  • 1 1/2 cups chicken stock

  • 1 cup whole milk, or more if needed

  • 1 teaspoon salt

  • 1 1/2 teaspoons paprika

  • 1/4 teaspoon cayenne

Garnish

  • 1 1/2 cups Greek yogurt

  • 1/2 cup dry toasted pumpkin seeds

Croutons

  • 1 1/2 cups whole wheat bread cubes, about 4 thick slices

  • 1 tablespoon butter or oil

  • 1/4 teaspoon salt

Preparation

Squash

  1. Halve, seed and roast the squash on a sheet pan in a 400° F oven. When the squash is tender when pierced with a paring knife, cool on a rack and then scoop out the squash to measure 2.5 cups. In a large pot, melt the butter and start sautéing the onions over medium high heat, then reduce to medium low and stir every five minutes for at least an hour. You can put the heat on very low and cook it for two hours, for an even deeper flavor. When the onions are meltingly soft and golden, add the mashed squash and stir, then transfer the contents of the pan to a food processor or blender, or use an immersion blender. Puree, adding stock as needed to make a smooth puree. Add the milk, salt, paprika and cayenne and process to mix. Transfer back to the pot and heat gently over medium low heat, stirring.

  2. Serve one-cup servings in wide bowls, garnish each with 1/4 cup yogurt, a couple of heaping tablespoons of pumpkin seeds, and 1/4 cup croutons.

Croutons

  1. For croutons: Preheat the oven to 350 F. Pile the bread cubes on a sheet pan with a rim and drizzle with melted butter or oil, add salt and toss to coat. Toast for 20-30 minutes, until the croutons are crisp.
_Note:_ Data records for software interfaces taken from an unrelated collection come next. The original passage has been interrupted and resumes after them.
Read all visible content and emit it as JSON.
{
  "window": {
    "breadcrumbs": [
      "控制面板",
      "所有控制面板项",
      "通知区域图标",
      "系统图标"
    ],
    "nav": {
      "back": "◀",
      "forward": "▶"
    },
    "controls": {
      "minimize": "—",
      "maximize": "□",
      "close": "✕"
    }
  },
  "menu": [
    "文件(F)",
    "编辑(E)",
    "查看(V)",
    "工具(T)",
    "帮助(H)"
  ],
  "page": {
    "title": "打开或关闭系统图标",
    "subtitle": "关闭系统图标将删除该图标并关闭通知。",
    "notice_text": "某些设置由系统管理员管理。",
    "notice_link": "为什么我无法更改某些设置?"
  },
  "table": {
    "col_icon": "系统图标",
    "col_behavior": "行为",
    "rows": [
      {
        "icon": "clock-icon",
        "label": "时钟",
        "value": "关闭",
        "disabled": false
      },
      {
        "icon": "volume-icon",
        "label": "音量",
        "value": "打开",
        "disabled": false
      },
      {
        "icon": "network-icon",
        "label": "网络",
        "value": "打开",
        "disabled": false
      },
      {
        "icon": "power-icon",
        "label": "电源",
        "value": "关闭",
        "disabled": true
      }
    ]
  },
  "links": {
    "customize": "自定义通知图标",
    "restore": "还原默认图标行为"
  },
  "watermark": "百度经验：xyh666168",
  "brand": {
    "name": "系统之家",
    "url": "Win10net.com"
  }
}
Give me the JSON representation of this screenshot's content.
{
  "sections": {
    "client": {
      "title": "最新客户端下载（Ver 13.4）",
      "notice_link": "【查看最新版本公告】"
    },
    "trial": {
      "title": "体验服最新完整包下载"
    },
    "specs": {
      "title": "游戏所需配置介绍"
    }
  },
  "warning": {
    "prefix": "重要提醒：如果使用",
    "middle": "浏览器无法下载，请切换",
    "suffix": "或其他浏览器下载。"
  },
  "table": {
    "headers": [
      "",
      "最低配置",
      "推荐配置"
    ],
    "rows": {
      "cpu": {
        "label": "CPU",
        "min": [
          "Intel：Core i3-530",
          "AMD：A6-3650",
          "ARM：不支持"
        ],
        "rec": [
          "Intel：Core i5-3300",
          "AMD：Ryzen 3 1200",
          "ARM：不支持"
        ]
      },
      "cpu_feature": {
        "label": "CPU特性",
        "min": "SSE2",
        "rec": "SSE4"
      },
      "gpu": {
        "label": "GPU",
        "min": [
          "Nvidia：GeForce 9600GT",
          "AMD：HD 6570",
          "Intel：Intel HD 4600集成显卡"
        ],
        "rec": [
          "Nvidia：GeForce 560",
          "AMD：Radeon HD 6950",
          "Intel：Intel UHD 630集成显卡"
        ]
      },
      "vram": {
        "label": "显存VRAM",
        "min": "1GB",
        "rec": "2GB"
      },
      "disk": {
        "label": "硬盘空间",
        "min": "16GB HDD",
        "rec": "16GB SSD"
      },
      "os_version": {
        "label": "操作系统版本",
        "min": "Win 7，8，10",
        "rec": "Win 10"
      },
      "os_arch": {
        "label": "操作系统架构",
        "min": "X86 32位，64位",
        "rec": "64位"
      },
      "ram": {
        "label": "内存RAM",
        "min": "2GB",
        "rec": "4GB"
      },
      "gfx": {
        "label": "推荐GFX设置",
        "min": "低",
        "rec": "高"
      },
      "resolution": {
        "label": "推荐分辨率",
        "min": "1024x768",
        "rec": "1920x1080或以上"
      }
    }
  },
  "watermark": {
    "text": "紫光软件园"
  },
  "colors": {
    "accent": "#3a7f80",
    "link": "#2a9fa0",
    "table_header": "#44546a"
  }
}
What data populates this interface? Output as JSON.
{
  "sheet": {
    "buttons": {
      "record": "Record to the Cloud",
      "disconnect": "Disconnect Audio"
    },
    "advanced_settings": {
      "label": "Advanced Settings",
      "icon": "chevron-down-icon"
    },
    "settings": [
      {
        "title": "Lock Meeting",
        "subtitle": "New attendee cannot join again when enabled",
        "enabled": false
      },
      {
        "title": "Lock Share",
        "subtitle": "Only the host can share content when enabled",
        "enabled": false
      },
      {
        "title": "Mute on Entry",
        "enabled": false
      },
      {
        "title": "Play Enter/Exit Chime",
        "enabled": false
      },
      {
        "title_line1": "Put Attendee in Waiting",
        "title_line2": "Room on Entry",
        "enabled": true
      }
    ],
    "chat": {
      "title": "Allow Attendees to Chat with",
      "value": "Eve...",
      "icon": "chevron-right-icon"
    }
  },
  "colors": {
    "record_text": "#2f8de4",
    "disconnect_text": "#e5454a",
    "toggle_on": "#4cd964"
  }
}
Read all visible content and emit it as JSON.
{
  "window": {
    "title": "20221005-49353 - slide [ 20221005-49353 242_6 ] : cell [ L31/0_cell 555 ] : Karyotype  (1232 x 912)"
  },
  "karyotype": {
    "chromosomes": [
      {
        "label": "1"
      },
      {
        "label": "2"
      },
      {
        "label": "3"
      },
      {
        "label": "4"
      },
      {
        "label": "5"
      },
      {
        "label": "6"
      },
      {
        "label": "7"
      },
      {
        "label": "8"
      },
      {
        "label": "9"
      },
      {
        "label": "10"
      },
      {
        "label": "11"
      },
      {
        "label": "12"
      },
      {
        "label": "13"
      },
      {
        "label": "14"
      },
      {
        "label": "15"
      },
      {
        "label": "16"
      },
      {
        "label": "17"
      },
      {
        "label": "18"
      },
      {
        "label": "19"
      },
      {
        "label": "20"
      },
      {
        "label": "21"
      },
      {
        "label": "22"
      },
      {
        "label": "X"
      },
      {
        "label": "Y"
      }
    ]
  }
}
Let cool on rack and store in an airtight container.

Nutritional Information

Calories: 395, Fat: 16 g, Cholesterol: 26 mg, Sodium: 721 mg, Carbohydrate: 51 g, Dietary Fiber: 8 g, Protein: 6 g